_Instructions to follow_
Report, from the records below, every line where the word "Natural" appears.

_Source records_
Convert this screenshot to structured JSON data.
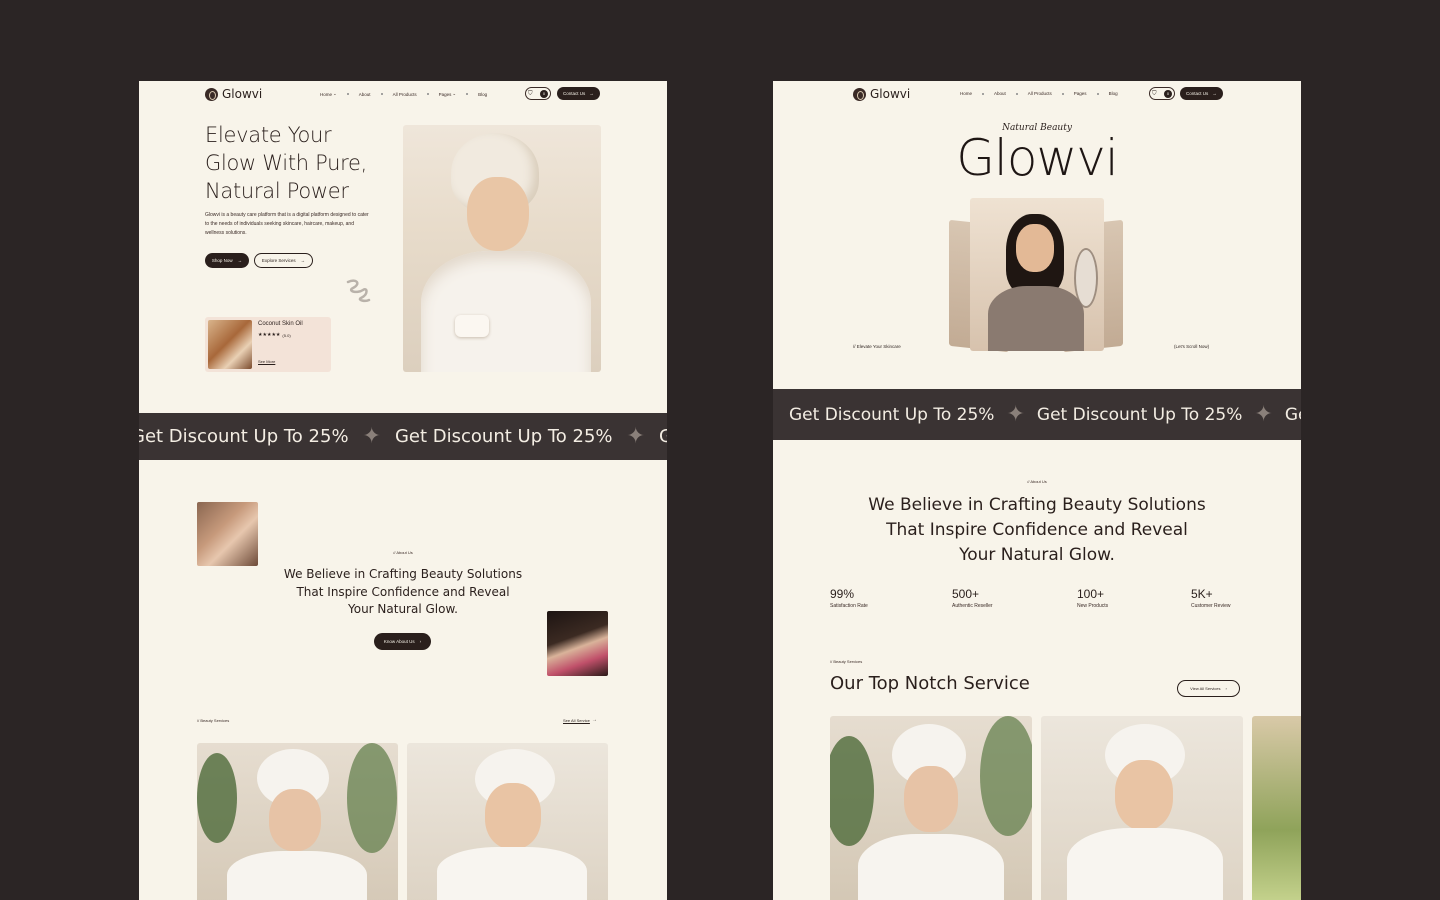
{
  "brand": {
    "name": "Glowvi"
  },
  "nav": {
    "links": [
      "Home",
      "About",
      "All Products",
      "Pages",
      "Blog"
    ],
    "cart_count": "0",
    "contact_label": "Contact Us"
  },
  "hero_left": {
    "title_line1": "Elevate Your",
    "title_line2": "Glow With Pure,",
    "title_line3": "Natural Power",
    "description": "Glowvi is a beauty care platform that is a digital platform designed to cater to the needs of individuals seeking skincare, haircare, makeup, and wellness solutions.",
    "shop_now": "Shop Now",
    "explore": "Explore Services",
    "product": {
      "name": "Coconut Skin Oil",
      "stars": "★★★★★",
      "rating": "(5.0)",
      "link": "See More"
    }
  },
  "marquee": {
    "text": "Get Discount Up To 25%"
  },
  "about_left": {
    "tag": "// About Us",
    "line1": "We Believe in Crafting Beauty Solutions",
    "line2": "That Inspire Confidence and Reveal",
    "line3": "Your Natural Glow.",
    "button": "Know About Us"
  },
  "services_left": {
    "tag": "// Beauty Services",
    "see_all": "See All Service"
  },
  "hero_right": {
    "script_tag": "Natural Beauty",
    "big_title": "Glowvi",
    "left_caption": "// Elevate Your Skincare",
    "right_caption": "(Let's Scroll Now)"
  },
  "about_right": {
    "tag": "// About Us",
    "line1": "We Believe in Crafting Beauty Solutions",
    "line2": "That Inspire Confidence and Reveal",
    "line3": "Your Natural Glow."
  },
  "stats": [
    {
      "value": "99%",
      "label": "Satisfaction Rate"
    },
    {
      "value": "500+",
      "label": "Authentic Reseller"
    },
    {
      "value": "100+",
      "label": "New Products"
    },
    {
      "value": "5K+",
      "label": "Customer Review"
    }
  ],
  "services_right": {
    "tag": "// Beauty Services",
    "title": "Our Top Notch Service",
    "view_all": "View All Services"
  },
  "colors": {
    "cream": "#f8f4ea",
    "dark": "#2a1f1c",
    "marquee_bg": "#3a3333",
    "background": "#2b2525"
  },
  "icons": [
    "cart-icon",
    "arrow-right-icon",
    "star-icon",
    "sparkle-icon",
    "chevron-down-icon"
  ]
}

_Response_
    "title_line3": "Natural Power",
    "line3": "Your Natural Glow.",
    "script_tag": "Natural Beauty",
    "line3": "Your Natural Glow."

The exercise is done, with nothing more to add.